A couple of my favourite meme’s read “The first 50 years of childhood are always the hardest” and “If you haven’t grown up by 50, you don’t have to”.

Do you sometimes feel you lack the skills of adulting? That your behaviour at times doesn’t seem to be aligned with your age?

It’s nice to be young at heart but sometimes you really don’t handle situations like the grown up that you’re meant to be.

Your friends and family know you’re like this but they love you anyway. It doesn’t show up all the time, but when it does, it’s downright embarrassing.

And you can’t seem to change – even though you know it’s affecting your relationships.

Maybe it’s affecting your ability to engage with the world in a way that makes you proud. Maybe you have tantrums or maybe you’re your too timid to ask for what you want.

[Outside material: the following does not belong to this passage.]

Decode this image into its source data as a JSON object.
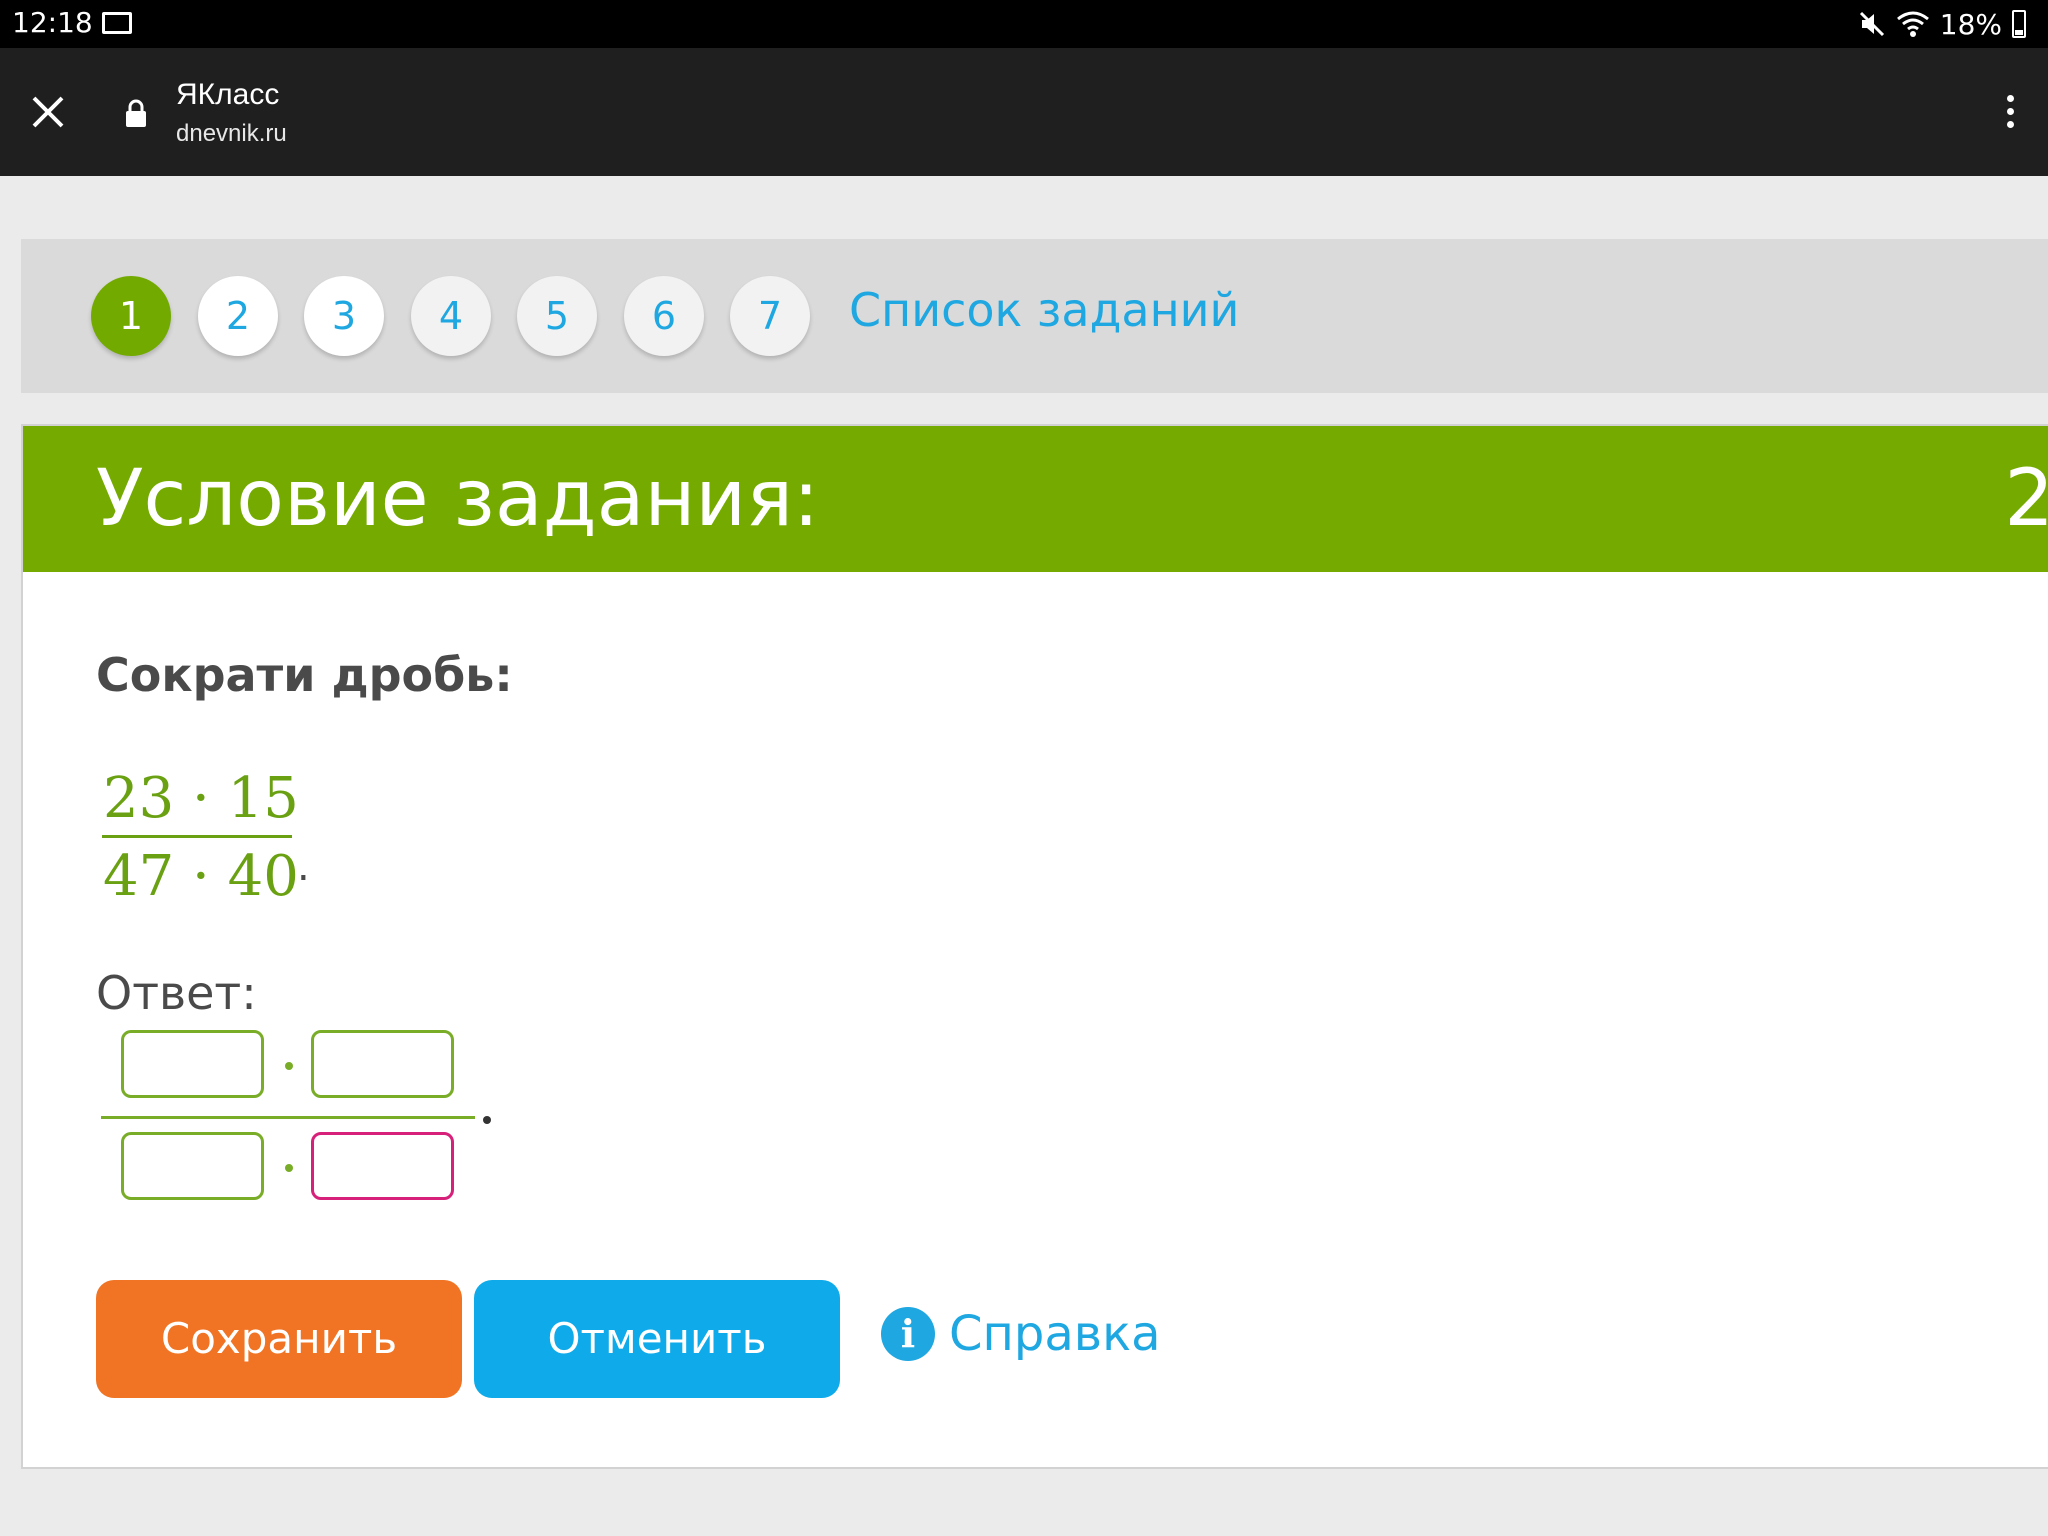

If everything stays the same, you’ll survive okay but you’ll also miss out on developing deeper connections with people and developing the life you really want for yourself.

It is only when children start learning the skills of assessing whether their reaction to their emotions is appropriate and what consequences might be involved, that they start to mature and build their lives.

Yes, you probably have it together in many areas already but what would it be like if you made all the choices in your life as an adult?

Now, this doesn’t mean never having fun or letting loose.

Being an adult means not reacting to your emotions in a way that leaves you feeling like you’ve behaved badly.

Being an adult doesn’t result in regrettable consequences:

Lashing out at a partner when they’ve said or done something that upsets you.

Wishing you could speak up at work and come across as someone confident instead of staying timid and feeling helpless.

And my favourite: opening a bag of chips and devouring the lot when you’re stressed out.

Being able to pause and consider your reaction to a situation and then choose actions that result in the best outcome for yourself and the people involved is called Emotional Adulthood.

It means identifying your feelings when something happens, noticing the uncomfortable feelings, allowing the feelings to be there and then choosing a course of action that aligns with how you truly want to show up instead of in your usual knee-jerk reactionary way.

Emotional Adulthood means choosing a different way to react, despite having the uncomfortable feelings.

This is a lot easier said than done and it’s a skill you have to learn.

You have to practice it. A lot.

But stepping into Emotional Adulthood can be one of the most rewarding things you do because it puts you in control of your life.

It gives you the ability to do hard things.

It gives you the power to respond the way you really want to in relationships and then build and connect in new ways.

Emotional Adulthood gives you the ability to create the life you want and show up in the way that you want to.

The practice is well worth it and you’ll be rewarded in all areas of your life.

Next time something triggers you, see if you can take a moment to pause before you decide which course of action you will take.

And if you consistently choose the wrong one, let’s talk.